Start of Block

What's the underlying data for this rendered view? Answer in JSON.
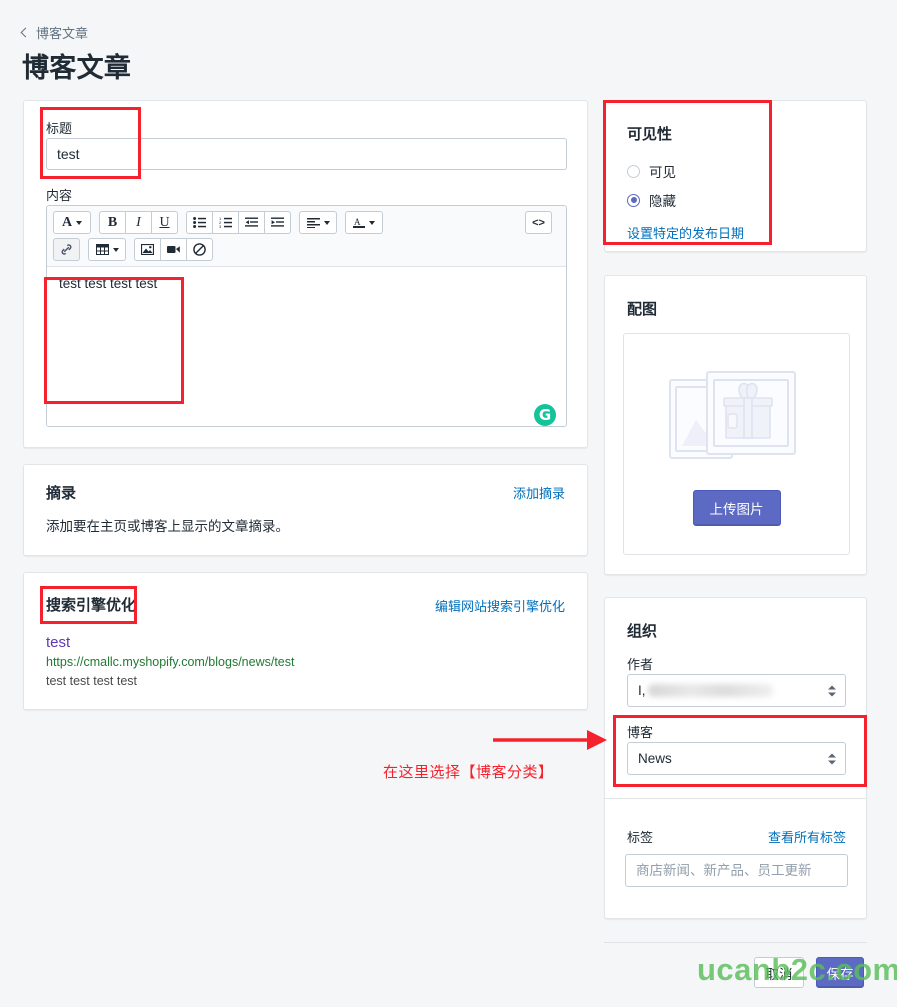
{
  "header": {
    "breadcrumb": "博客文章",
    "title": "博客文章"
  },
  "main": {
    "title_label": "标题",
    "title_value": "test",
    "content_label": "内容",
    "content_value": "test test test test",
    "toolbar": {
      "font_label": "A",
      "bold_label": "B",
      "italic_label": "I",
      "underline_label": "U",
      "bullet_list_icon": "bulleted-list-icon",
      "numbered_list_icon": "numbered-list-icon",
      "outdent_icon": "outdent-icon",
      "indent_icon": "indent-icon",
      "align_icon": "align-left-icon",
      "text_color_label": "A",
      "code_label": "<>",
      "link_icon": "link-icon",
      "table_icon": "table-icon",
      "image_icon": "insert-image-icon",
      "video_icon": "insert-video-icon",
      "clear_format_icon": "clear-formatting-icon"
    },
    "grammarly_label": "G"
  },
  "excerpt": {
    "title": "摘录",
    "add_link": "添加摘录",
    "description": "添加要在主页或博客上显示的文章摘录。"
  },
  "seo": {
    "title": "搜索引擎优化",
    "edit_link": "编辑网站搜索引擎优化",
    "preview_title": "test",
    "preview_url": "https://cmallc.myshopify.com/blogs/news/test",
    "preview_description": "test test test test"
  },
  "visibility": {
    "title": "可见性",
    "option_visible": "可见",
    "option_hidden": "隐藏",
    "selected": "隐藏",
    "schedule_link": "设置特定的发布日期"
  },
  "featured_image": {
    "title": "配图",
    "upload_button": "上传图片",
    "placeholder_icon": "photos-placeholder-icon"
  },
  "organization": {
    "title": "组织",
    "author_label": "作者",
    "author_value": "",
    "blog_label": "博客",
    "blog_value": "News",
    "tags_label": "标签",
    "tags_link": "查看所有标签",
    "tags_placeholder": "商店新闻、新产品、员工更新",
    "tags_value": ""
  },
  "footer": {
    "cancel_label": "取消",
    "save_label": "保存"
  },
  "annotations": {
    "note": "在这里选择【博客分类】",
    "color": "#f5222d"
  },
  "watermark": {
    "text": "ucanb2c.com",
    "color": "#5bbf5b"
  }
}
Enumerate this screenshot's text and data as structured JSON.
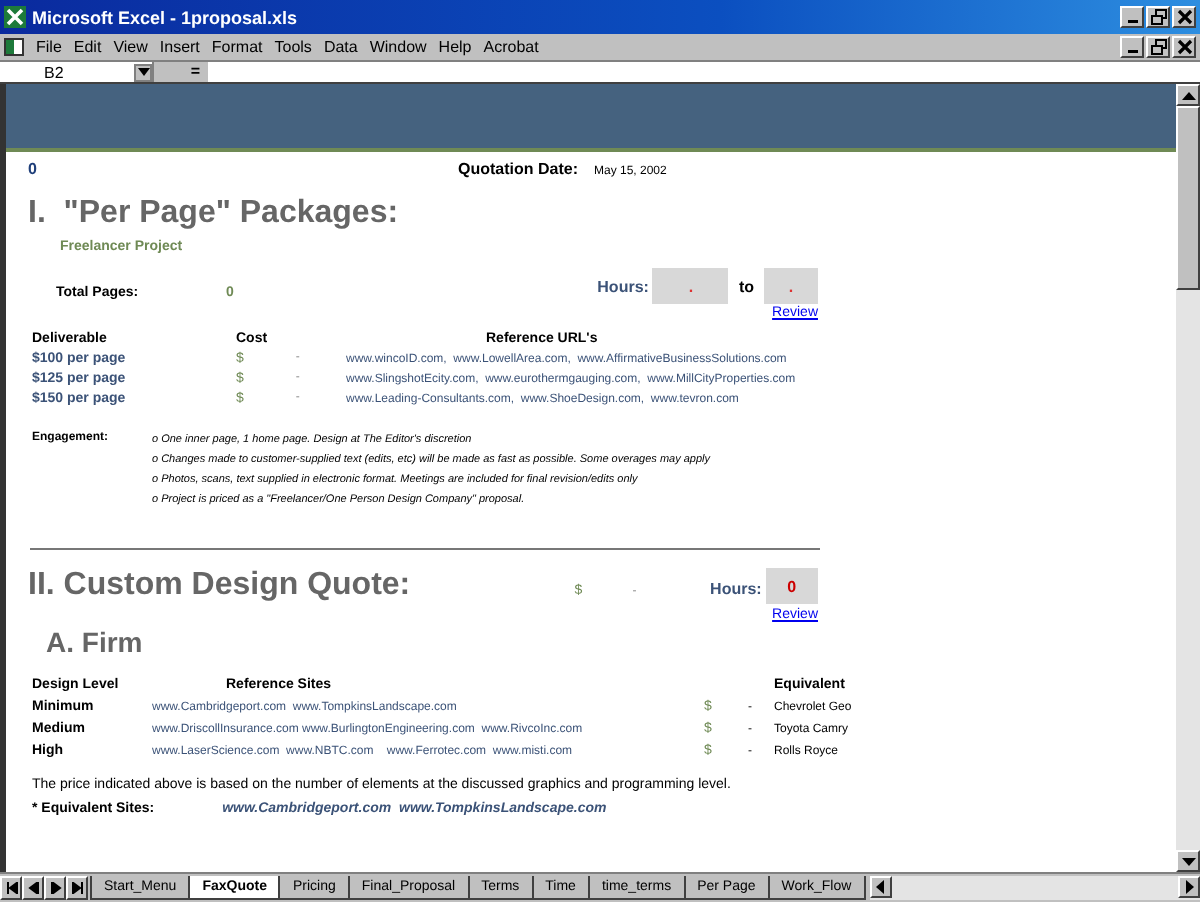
{
  "window": {
    "title": "Microsoft Excel - 1proposal.xls"
  },
  "menu": [
    "File",
    "Edit",
    "View",
    "Insert",
    "Format",
    "Tools",
    "Data",
    "Window",
    "Help",
    "Acrobat"
  ],
  "formula_bar": {
    "name_box": "B2",
    "equals": "="
  },
  "sheet": {
    "number": "0",
    "quotation_label": "Quotation Date:",
    "quotation_date": "May 15, 2002",
    "section_1": {
      "title": "I.  \"Per Page\" Packages:",
      "subtitle": "Freelancer Project",
      "hours_label": "Hours:",
      "hours_from": ".",
      "hours_sep": "to",
      "hours_to": ".",
      "review": "Review",
      "total_label": "Total Pages:",
      "total_value": "0",
      "columns": [
        "Deliverable",
        "Cost",
        "Reference URL's"
      ],
      "rows": [
        {
          "deliverable": "$100 per page",
          "currency": "$",
          "cost": "-",
          "urls": "www.wincoID.com,  www.LowellArea.com,  www.AffirmativeBusinessSolutions.com"
        },
        {
          "deliverable": "$125 per page",
          "currency": "$",
          "cost": "-",
          "urls": "www.SlingshotEcity.com,  www.eurothermgauging.com,  www.MillCityProperties.com"
        },
        {
          "deliverable": "$150 per page",
          "currency": "$",
          "cost": "-",
          "urls": "www.Leading-Consultants.com,  www.ShoeDesign.com,  www.tevron.com"
        }
      ],
      "engagement_label": "Engagement:",
      "engagement": [
        "o One inner page, 1 home page. Design at The Editor's discretion",
        "o Changes made to customer-supplied text (edits, etc) will be made as fast as possible. Some overages may apply",
        "o Photos, scans, text supplied in electronic format. Meetings are included for final revision/edits only",
        "o Project is priced as a \"Freelancer/One Person Design Company\" proposal."
      ]
    },
    "section_2": {
      "title": "II. Custom Design Quote:",
      "currency": "$",
      "cost": "-",
      "hours_label": "Hours:",
      "hours_value": "0",
      "review": "Review",
      "subtitle": "A. Firm",
      "columns": [
        "Design Level",
        "Reference Sites",
        "Equivalent"
      ],
      "rows": [
        {
          "level": "Minimum",
          "sites": "www.Cambridgeport.com  www.TompkinsLandscape.com",
          "currency": "$",
          "cost": "-",
          "equivalent": "Chevrolet Geo"
        },
        {
          "level": "Medium",
          "sites": "www.DriscollInsurance.com www.BurlingtonEngineering.com  www.RivcoInc.com",
          "currency": "$",
          "cost": "-",
          "equivalent": "Toyota Camry"
        },
        {
          "level": "High",
          "sites": "www.LaserScience.com  www.NBTC.com    www.Ferrotec.com  www.misti.com",
          "currency": "$",
          "cost": "-",
          "equivalent": "Rolls Royce"
        }
      ],
      "note": "The price indicated above is based on the number of elements at the discussed graphics and programming level.",
      "equivalent_label": "* Equivalent Sites:",
      "equivalent_sites": "www.Cambridgeport.com  www.TompkinsLandscape.com"
    }
  },
  "tabs": [
    {
      "label": "Start_Menu",
      "selected": false
    },
    {
      "label": "FaxQuote",
      "selected": true
    },
    {
      "label": "Pricing",
      "selected": false
    },
    {
      "label": "Final_Proposal",
      "selected": false
    },
    {
      "label": "Terms",
      "selected": false
    },
    {
      "label": "Time",
      "selected": false
    },
    {
      "label": "time_terms",
      "selected": false
    },
    {
      "label": "Per Page",
      "selected": false
    },
    {
      "label": "Work_Flow",
      "selected": false
    }
  ]
}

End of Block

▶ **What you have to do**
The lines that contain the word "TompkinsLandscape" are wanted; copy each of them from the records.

▶ **Answer area**
          "sites": "www.Cambridgeport.com  www.TompkinsLandscape.com",
      "equivalent_sites": "www.Cambridgeport.com  www.TompkinsLandscape.com"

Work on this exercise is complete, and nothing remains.